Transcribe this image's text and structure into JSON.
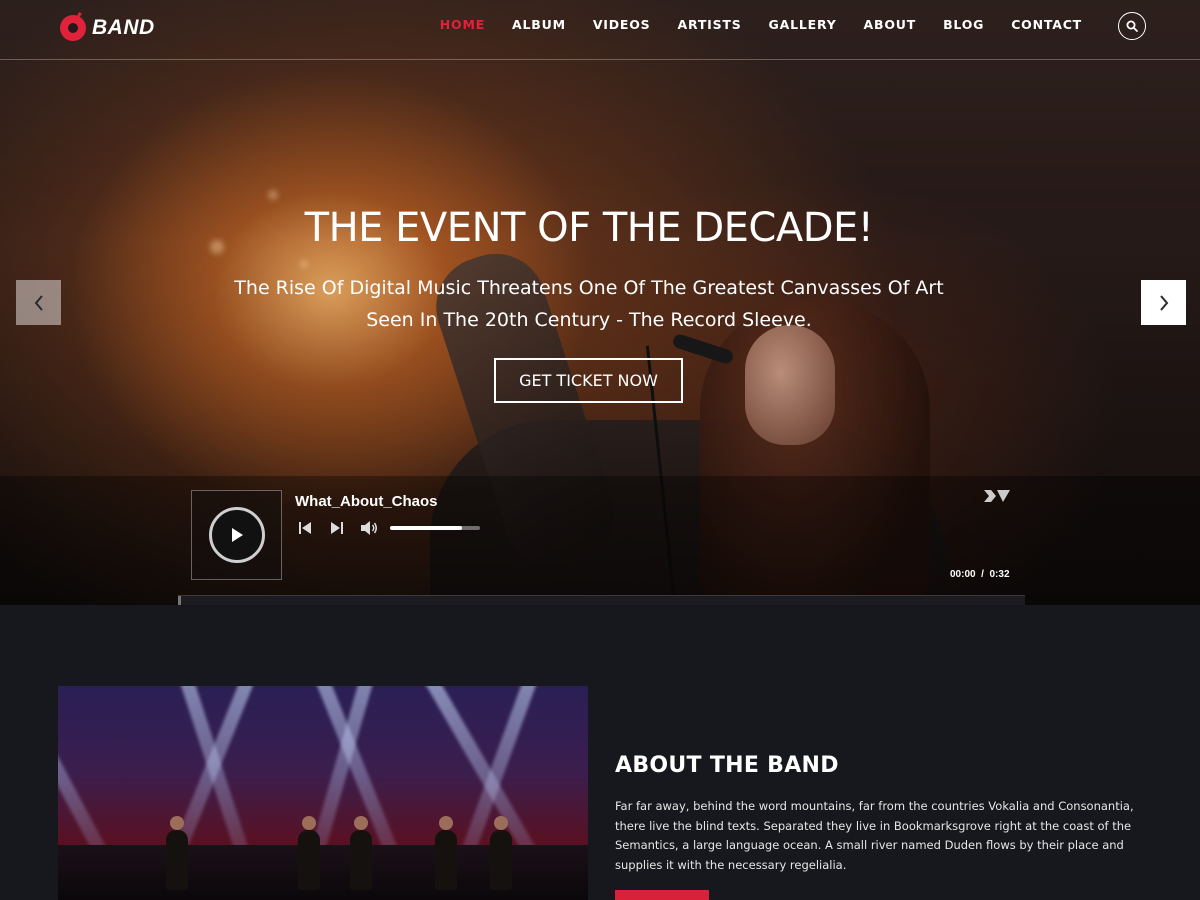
{
  "brand": {
    "name": "BAND",
    "accent": "#e0223b"
  },
  "nav": {
    "items": [
      "HOME",
      "ALBUM",
      "VIDEOS",
      "ARTISTS",
      "GALLERY",
      "ABOUT",
      "BLOG",
      "CONTACT"
    ],
    "active": "HOME",
    "search_icon": "search-icon"
  },
  "hero": {
    "title": "THE EVENT OF THE DECADE!",
    "subtitle_line1": "The Rise Of Digital Music Threatens One Of The Greatest Canvasses Of Art",
    "subtitle_line2": "Seen In The 20th Century - The Record Sleeve.",
    "cta_label": "GET TICKET NOW",
    "prev_icon": "chevron-left-icon",
    "next_icon": "chevron-right-icon"
  },
  "player": {
    "track": "What_About_Chaos",
    "current_time": "00:00",
    "separator": "/",
    "duration": "0:32",
    "volume": 0.8,
    "progress": 0.0
  },
  "about": {
    "title": "ABOUT THE BAND",
    "text": "Far far away, behind the word mountains, far from the countries Vokalia and Consonantia, there live the blind texts. Separated they live in Bookmarksgrove right at the coast of the Semantics, a large language ocean. A small river named Duden flows by their place and supplies it with the necessary regelialia."
  }
}
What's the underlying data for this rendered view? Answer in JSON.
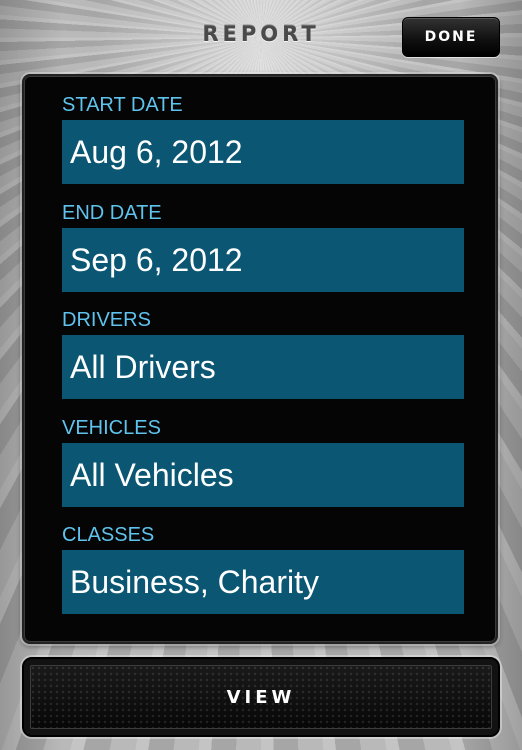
{
  "header": {
    "title": "REPORT",
    "done_label": "DONE"
  },
  "form": {
    "fields": [
      {
        "label": "START DATE",
        "value": "Aug 6, 2012"
      },
      {
        "label": "END DATE",
        "value": "Sep 6, 2012"
      },
      {
        "label": "DRIVERS",
        "value": "All Drivers"
      },
      {
        "label": "VEHICLES",
        "value": "All Vehicles"
      },
      {
        "label": "CLASSES",
        "value": "Business, Charity"
      }
    ]
  },
  "footer": {
    "view_label": "VIEW"
  },
  "colors": {
    "label": "#5fc3ee",
    "field_background": "#0a5673",
    "panel_background": "#050505"
  }
}
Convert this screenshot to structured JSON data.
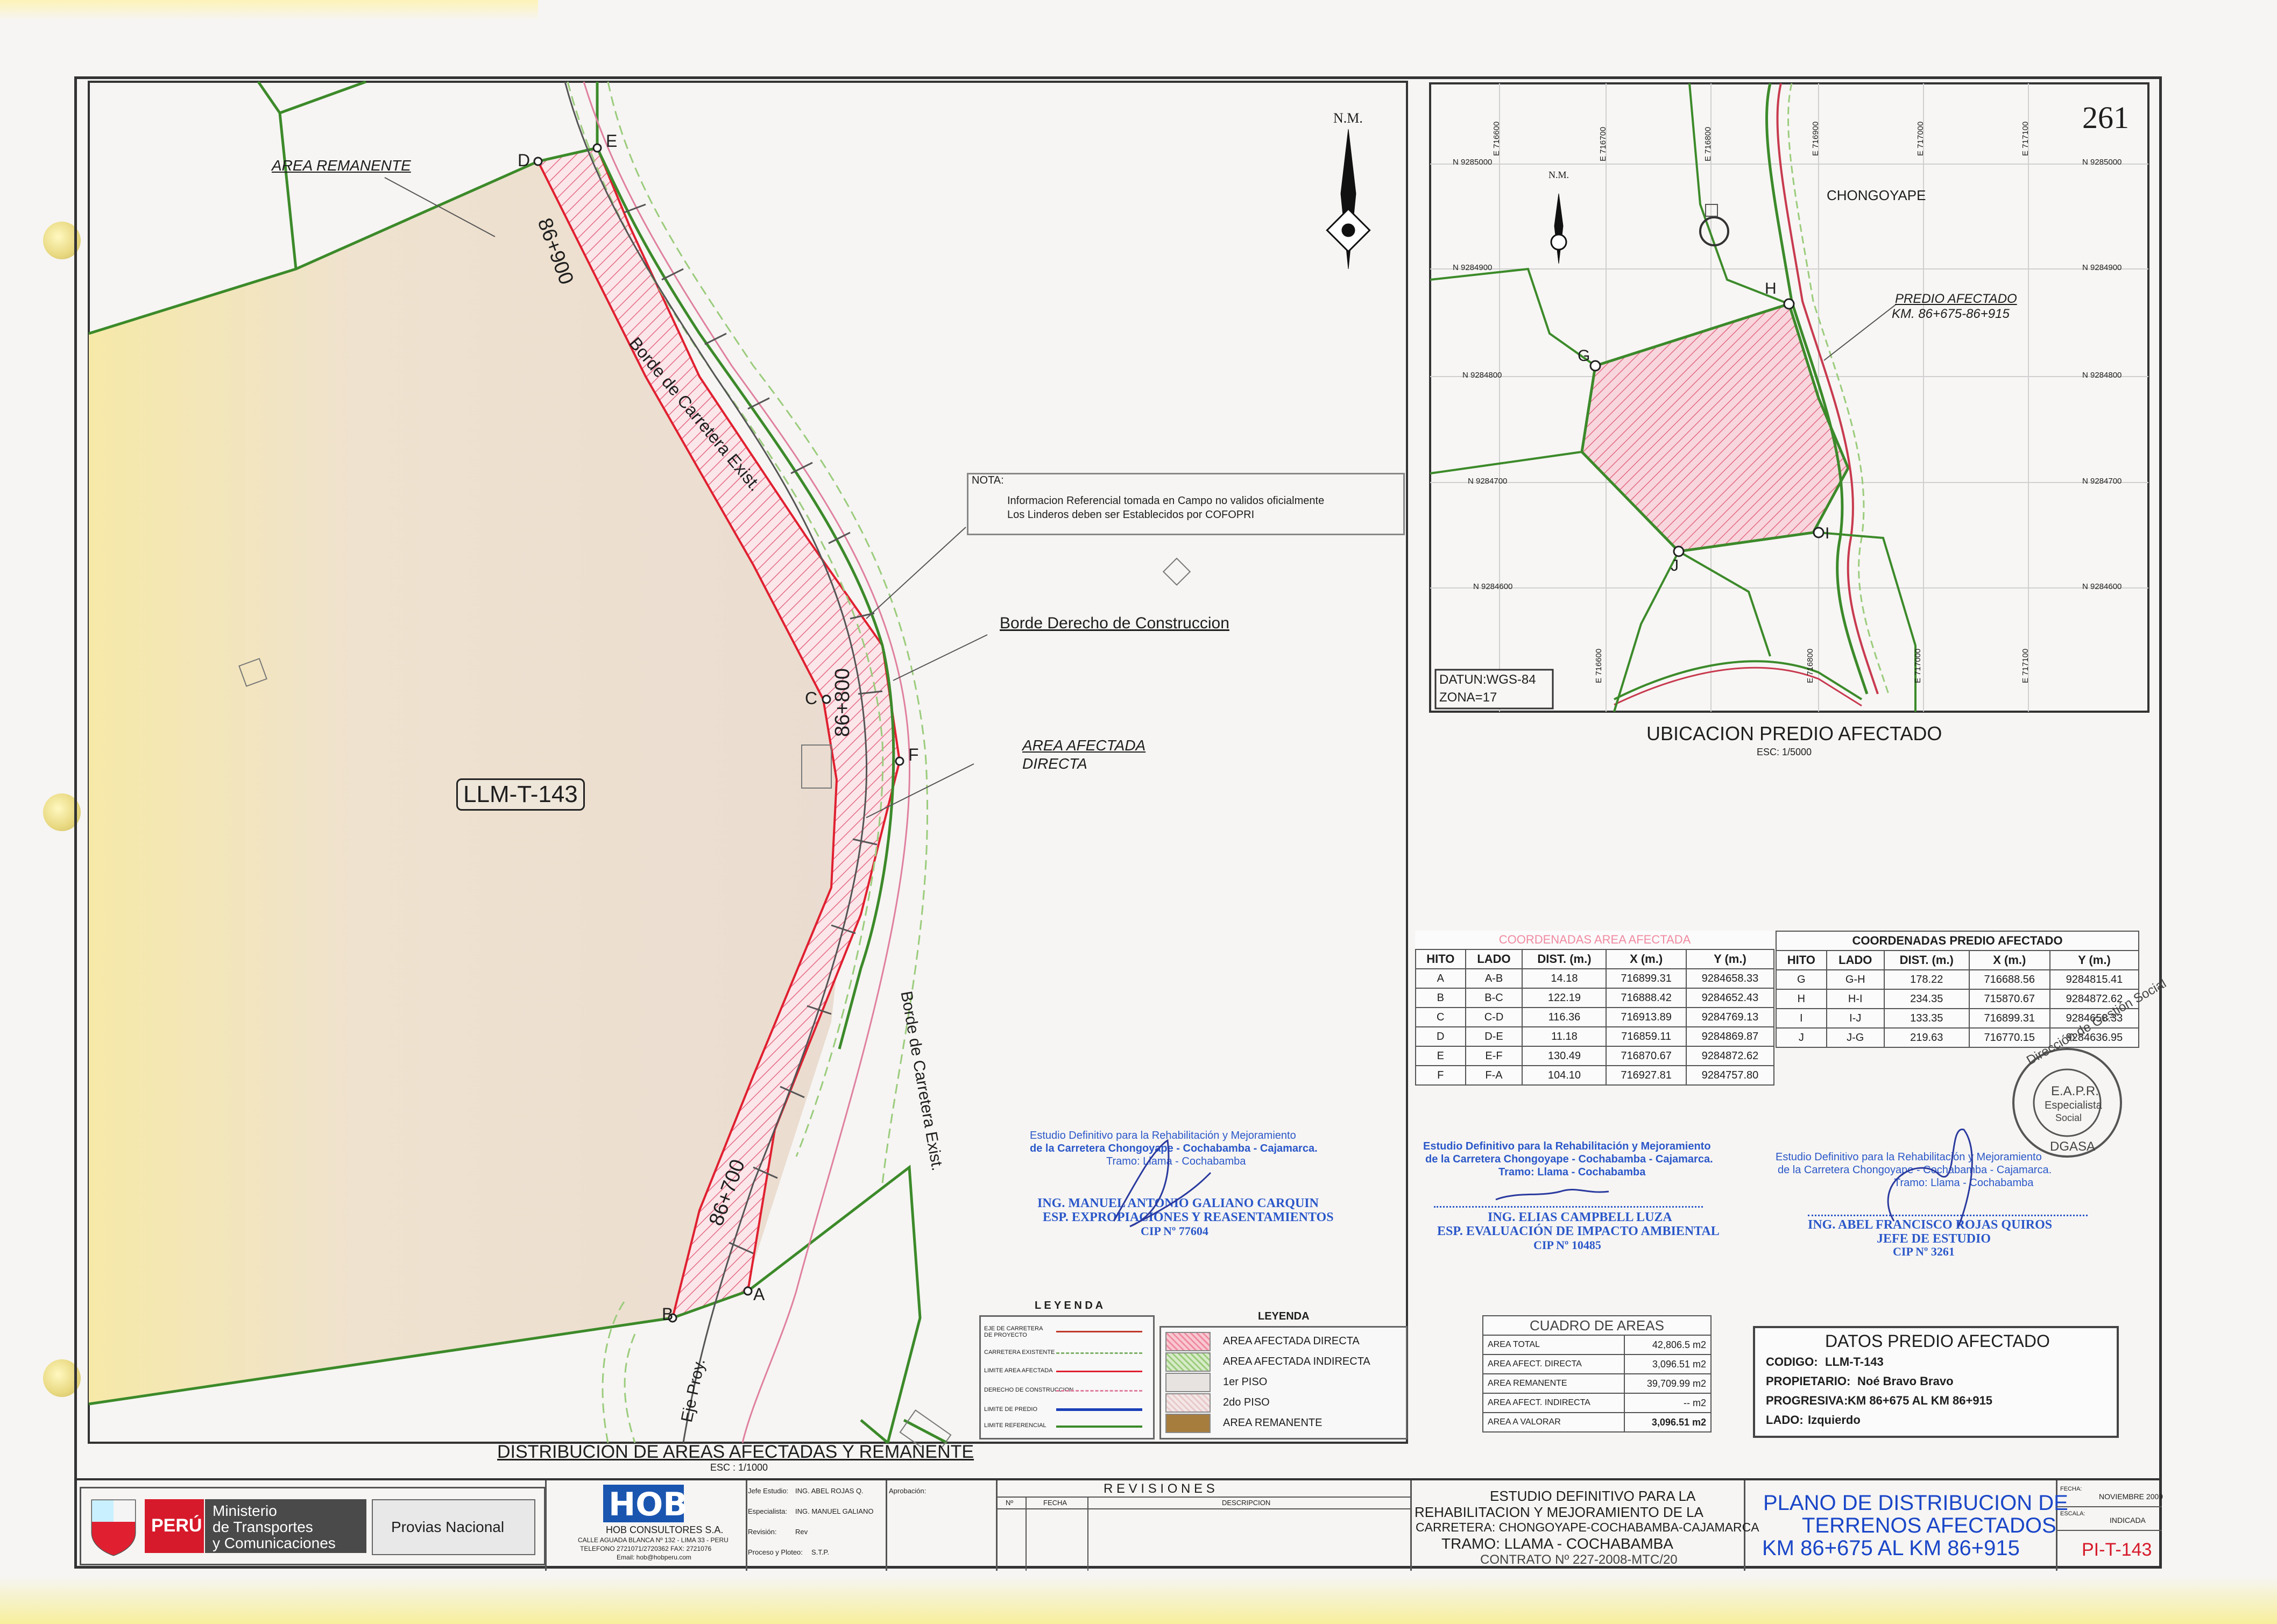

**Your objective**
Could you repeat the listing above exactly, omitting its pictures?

**Exercise output**
Transcribe this image's text and structure into JSON.
{
  "brand": {
    "name": "BAND",
    "accent": "#e0223b"
  },
  "nav": {
    "items": [
      "HOME",
      "ALBUM",
      "VIDEOS",
      "ARTISTS",
      "GALLERY",
      "ABOUT",
      "BLOG",
      "CONTACT"
    ],
    "active": "HOME",
    "search_icon": "search-icon"
  },
  "hero": {
    "title": "THE EVENT OF THE DECADE!",
    "subtitle_line1": "The Rise Of Digital Music Threatens One Of The Greatest Canvasses Of Art",
    "subtitle_line2": "Seen In The 20th Century - The Record Sleeve.",
    "cta_label": "GET TICKET NOW",
    "prev_icon": "chevron-left-icon",
    "next_icon": "chevron-right-icon"
  },
  "player": {
    "track": "What_About_Chaos",
    "current_time": "00:00",
    "separator": "/",
    "duration": "0:32",
    "volume": 0.8,
    "progress": 0.0
  },
  "about": {
    "title": "ABOUT THE BAND",
    "text": "Far far away, behind the word mountains, far from the countries Vokalia and Consonantia, there live the blind texts. Separated they live in Bookmarksgrove right at the coast of the Semantics, a large language ocean. A small river named Duden flows by their place and supplies it with the necessary regelialia."
  }
}
What's the underlying data for this rendered view? Answer in JSON.
{
  "header": {
    "title": "REPORT",
    "done_label": "DONE"
  },
  "form": {
    "fields": [
      {
        "label": "START DATE",
        "value": "Aug 6, 2012"
      },
      {
        "label": "END DATE",
        "value": "Sep 6, 2012"
      },
      {
        "label": "DRIVERS",
        "value": "All Drivers"
      },
      {
        "label": "VEHICLES",
        "value": "All Vehicles"
      },
      {
        "label": "CLASSES",
        "value": "Business, Charity"
      }
    ]
  },
  "footer": {
    "view_label": "VIEW"
  },
  "colors": {
    "label": "#5fc3ee",
    "field_background": "#0a5673",
    "panel_background": "#050505"
  }
}
Convert this screenshot to structured JSON data.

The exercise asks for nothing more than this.